Hands-free is just as dangerous as hand-held.
Apps on the way to Australia will block phone calls while car is moving.
Apps that disable phone calls and read out texts, tweets and emails when you are driving are coming to Australia. However, road safety expert Professor Simon Washington says they may be just as dangerous as using a hand-held mobile phone while driving.
"I have not seen a product in Australia yet that has come out to successfully monitor phone use while driving, but some are coming fairly soon," the Centre for Accident Research and Road Safety - Queensland (CARRS-Q) researcher says.
"They generally work on a similar principle of blocking phone calls by using the GPS to detect movement. However, that would prevent you using the phone when you are a passenger.
"There are more innovative products that read emails and text messages, but I'm not sure it's any safer as you are still diverting attention from the driving task.

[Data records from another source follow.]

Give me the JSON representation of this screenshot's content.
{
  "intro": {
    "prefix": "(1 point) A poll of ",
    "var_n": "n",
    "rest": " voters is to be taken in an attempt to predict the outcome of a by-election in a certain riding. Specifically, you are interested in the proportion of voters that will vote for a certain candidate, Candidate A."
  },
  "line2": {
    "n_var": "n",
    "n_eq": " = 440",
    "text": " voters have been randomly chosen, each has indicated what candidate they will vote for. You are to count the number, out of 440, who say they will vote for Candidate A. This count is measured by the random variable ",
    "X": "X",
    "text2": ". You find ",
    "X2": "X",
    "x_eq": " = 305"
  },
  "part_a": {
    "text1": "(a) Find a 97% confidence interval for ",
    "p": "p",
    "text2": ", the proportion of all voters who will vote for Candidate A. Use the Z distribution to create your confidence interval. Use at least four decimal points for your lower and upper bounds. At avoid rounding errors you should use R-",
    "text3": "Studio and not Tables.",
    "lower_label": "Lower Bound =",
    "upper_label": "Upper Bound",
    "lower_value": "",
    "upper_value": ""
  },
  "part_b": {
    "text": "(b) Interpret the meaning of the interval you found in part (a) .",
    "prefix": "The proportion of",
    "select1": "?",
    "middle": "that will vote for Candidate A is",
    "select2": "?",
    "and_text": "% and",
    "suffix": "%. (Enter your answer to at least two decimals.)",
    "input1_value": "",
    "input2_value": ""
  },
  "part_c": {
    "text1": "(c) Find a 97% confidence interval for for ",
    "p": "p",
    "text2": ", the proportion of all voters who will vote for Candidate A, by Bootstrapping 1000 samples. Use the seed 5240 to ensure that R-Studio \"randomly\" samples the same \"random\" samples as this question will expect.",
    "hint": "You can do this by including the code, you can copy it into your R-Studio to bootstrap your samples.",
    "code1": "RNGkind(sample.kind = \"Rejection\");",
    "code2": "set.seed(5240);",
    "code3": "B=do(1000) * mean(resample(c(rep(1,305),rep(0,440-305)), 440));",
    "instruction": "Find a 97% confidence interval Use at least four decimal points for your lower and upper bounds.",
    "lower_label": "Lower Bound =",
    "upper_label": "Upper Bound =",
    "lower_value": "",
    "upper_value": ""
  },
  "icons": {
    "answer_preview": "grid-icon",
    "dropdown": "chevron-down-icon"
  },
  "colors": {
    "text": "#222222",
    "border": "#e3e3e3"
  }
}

"Evidence doesn't bear that out that it would be a risk-reducing device."
Prof Washington says the US federal government has banned all use of mobile phones by employees while using fleet vehicles and some US companies have followed suit. As far back as 2002, Shell instituted a ban on hand-held phone use and extended that to include hands-free devices in 2005, resulting in a 57 per cent reduction in crashes.
Phone apps allow companies and government administrators to monitor whether their employees are using phones while driving and impose fines. However, Prof Washington does not believe any Australian government or company is considering a similar ban or monitoring policy. He says "hands-free is just as dangerous as hand-held" but thinks banning all phone use while driving would be too difficult to enforce.
"The police say it's too difficult to detect now and that they only pick up a very small percentage of offenders," he says.
"Drivers are generally aware if there is a law enforcement officer around."
He says the answer to dangerous distracted driving behaviour such as texting while driving is not legislation or technology, but education.
"Young drivers are the particular offenders because the proportion using these devices is really large so we need to capture that market at the learn-to-drive stage,' he says.
"If we can develop behaviour in that age group they won't do it when they are older."
SafeCell: Uses the phone's GPS to detect movement at speeds above 16km/h and disables phone calls, texts, and web access. (Not yet available in Australia)
PhoneGuard: Similar app, but also can be monitored by an administrator who can set the speed threshold at which phones freeze; set times of the day when phones are disabled such as school hours; set exceptions for users who request them; and receive notices about text, phone, and web usage on all devices on the network. (Not yet available in Australia)
DriveSafe.ly: Reads texts, Twitter updates and emails aloud. It cannot be used to reply while driving, but can send an automatic pre-recorded response such as "I'm currently driving and cannot answer your call", similar to automated email replies. (In Australia it only works with emails, not yet with SMS.)